Prompt ▸ The expected output is each line in the data below that includes the string "Responsable".

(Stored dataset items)
[Start of section]

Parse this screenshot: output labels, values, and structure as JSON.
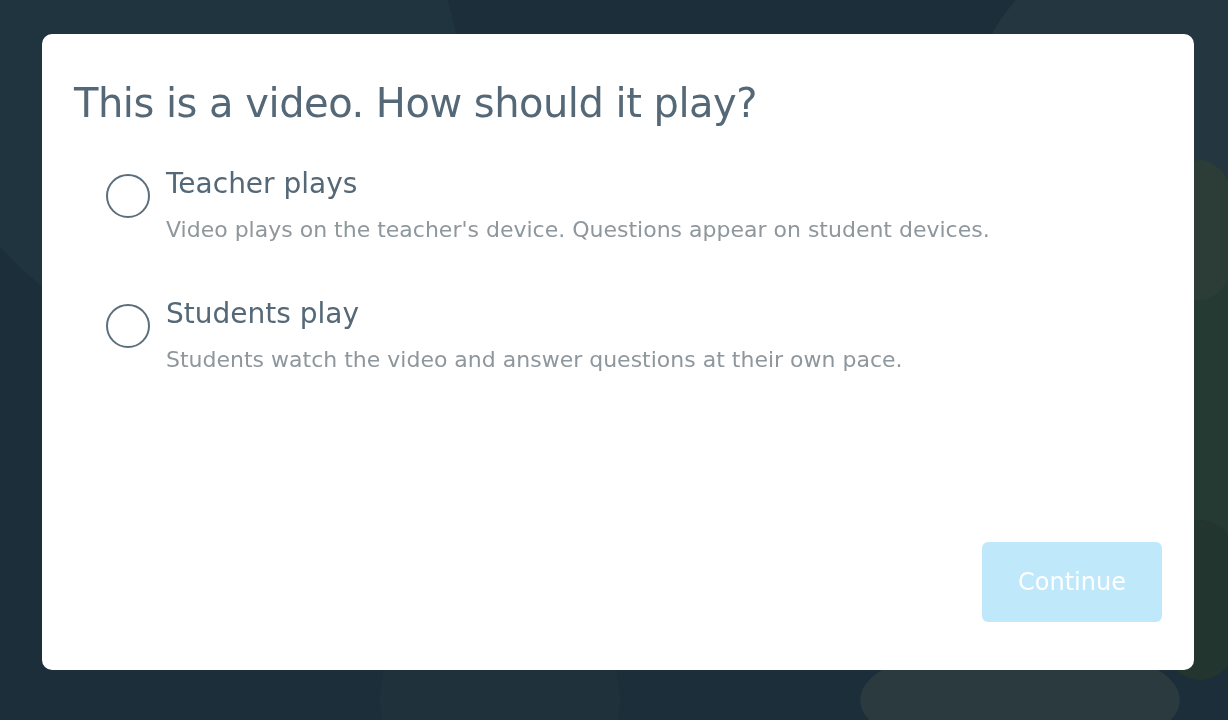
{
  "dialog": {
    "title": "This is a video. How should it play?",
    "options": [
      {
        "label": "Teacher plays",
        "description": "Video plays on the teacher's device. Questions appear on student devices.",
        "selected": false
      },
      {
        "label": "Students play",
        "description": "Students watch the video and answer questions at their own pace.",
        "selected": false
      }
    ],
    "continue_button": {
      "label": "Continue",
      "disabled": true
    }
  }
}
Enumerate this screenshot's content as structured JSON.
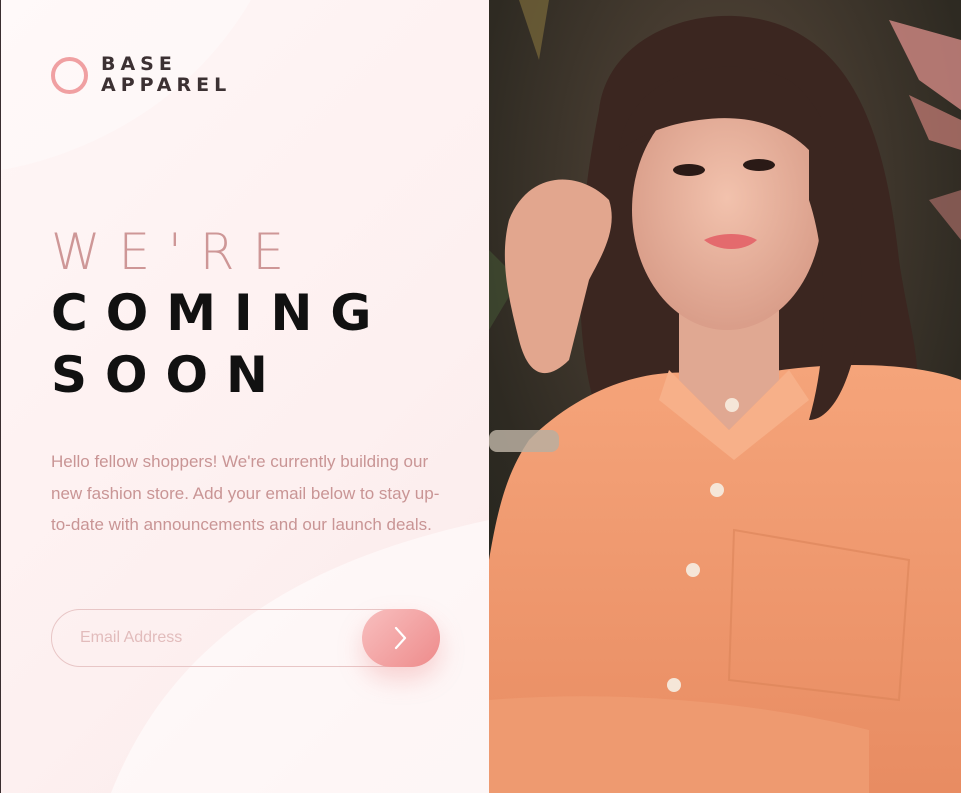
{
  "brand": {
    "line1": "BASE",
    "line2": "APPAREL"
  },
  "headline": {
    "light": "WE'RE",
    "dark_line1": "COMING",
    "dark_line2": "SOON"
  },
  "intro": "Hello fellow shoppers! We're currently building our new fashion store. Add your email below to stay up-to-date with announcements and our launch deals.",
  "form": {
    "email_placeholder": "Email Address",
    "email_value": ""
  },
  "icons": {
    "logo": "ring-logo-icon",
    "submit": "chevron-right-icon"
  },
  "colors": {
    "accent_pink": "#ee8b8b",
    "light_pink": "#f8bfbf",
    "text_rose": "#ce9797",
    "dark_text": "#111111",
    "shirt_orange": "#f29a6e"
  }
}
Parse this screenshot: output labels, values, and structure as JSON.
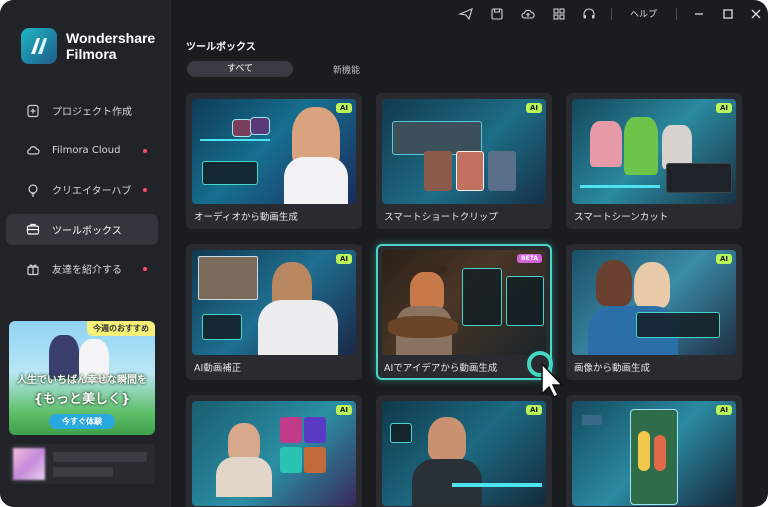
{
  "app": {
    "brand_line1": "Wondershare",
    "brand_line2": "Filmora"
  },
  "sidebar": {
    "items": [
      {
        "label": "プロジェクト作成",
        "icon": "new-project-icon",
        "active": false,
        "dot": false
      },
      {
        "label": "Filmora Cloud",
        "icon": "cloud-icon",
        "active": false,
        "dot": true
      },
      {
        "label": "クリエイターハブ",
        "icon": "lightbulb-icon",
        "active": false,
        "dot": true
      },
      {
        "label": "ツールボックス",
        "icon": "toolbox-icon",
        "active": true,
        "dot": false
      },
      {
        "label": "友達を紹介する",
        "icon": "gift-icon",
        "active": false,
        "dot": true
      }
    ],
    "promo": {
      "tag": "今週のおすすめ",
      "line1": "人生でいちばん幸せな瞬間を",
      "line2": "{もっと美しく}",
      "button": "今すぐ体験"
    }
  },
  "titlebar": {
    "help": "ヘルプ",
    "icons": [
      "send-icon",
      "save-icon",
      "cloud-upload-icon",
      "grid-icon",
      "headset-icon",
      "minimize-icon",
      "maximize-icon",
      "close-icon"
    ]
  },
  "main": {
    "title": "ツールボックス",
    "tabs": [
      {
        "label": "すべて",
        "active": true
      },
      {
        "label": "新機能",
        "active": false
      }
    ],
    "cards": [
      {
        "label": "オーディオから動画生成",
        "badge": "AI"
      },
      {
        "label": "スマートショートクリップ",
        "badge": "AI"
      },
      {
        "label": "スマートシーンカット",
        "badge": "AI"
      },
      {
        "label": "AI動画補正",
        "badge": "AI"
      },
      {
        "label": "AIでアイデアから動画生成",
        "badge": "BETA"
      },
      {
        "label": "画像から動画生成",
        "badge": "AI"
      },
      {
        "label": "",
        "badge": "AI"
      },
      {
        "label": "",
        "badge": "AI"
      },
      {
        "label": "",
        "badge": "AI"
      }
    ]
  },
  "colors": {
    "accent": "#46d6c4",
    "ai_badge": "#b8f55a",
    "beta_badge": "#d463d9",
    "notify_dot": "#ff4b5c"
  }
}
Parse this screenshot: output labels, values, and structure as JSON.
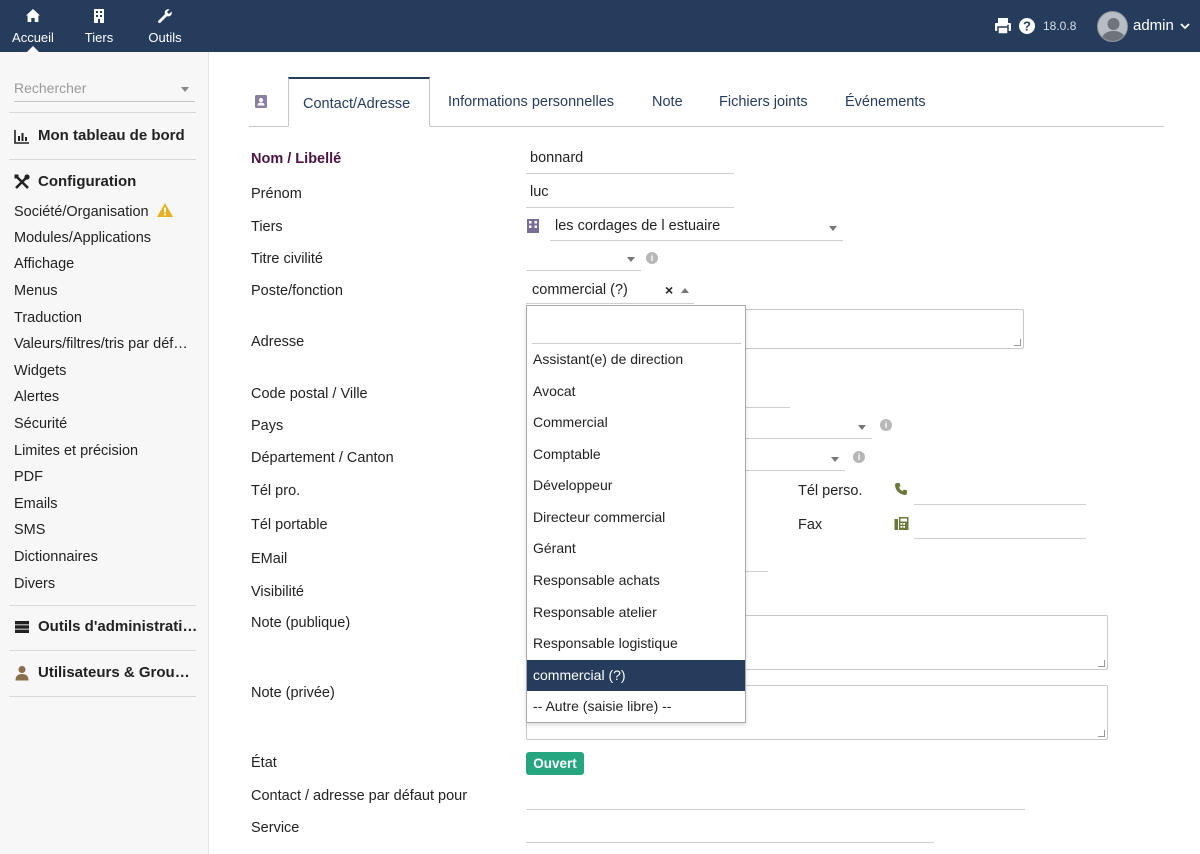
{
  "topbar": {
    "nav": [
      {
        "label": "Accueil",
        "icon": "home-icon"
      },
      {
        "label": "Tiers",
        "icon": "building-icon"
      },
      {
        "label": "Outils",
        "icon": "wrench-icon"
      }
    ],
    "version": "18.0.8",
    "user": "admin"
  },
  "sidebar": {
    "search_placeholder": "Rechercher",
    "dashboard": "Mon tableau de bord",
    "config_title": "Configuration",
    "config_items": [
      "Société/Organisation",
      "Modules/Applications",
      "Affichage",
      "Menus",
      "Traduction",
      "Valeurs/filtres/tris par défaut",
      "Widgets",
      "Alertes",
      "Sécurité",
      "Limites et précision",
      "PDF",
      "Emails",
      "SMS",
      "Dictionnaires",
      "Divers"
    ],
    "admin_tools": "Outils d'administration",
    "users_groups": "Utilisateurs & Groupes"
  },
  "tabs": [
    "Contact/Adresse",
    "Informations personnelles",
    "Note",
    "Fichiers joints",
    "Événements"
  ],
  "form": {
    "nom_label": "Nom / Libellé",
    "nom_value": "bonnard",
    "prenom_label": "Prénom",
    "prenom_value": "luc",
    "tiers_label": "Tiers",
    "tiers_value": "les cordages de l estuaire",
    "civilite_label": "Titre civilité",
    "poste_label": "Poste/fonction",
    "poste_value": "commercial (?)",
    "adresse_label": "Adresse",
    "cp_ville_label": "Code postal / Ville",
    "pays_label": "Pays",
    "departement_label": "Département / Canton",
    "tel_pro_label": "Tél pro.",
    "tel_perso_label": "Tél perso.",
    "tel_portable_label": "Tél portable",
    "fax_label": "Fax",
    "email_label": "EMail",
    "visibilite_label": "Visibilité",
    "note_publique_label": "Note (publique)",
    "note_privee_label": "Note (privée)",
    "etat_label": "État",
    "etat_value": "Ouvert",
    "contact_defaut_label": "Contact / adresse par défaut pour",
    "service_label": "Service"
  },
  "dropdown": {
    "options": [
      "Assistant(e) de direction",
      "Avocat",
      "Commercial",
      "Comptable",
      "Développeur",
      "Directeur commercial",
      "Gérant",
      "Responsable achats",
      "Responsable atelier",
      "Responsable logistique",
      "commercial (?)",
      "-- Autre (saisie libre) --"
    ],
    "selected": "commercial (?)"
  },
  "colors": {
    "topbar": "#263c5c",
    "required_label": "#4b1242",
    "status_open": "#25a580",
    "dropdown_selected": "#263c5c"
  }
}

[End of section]

Worked solution ▸
      "Responsable achats",
      "Responsable atelier",
      "Responsable logistique",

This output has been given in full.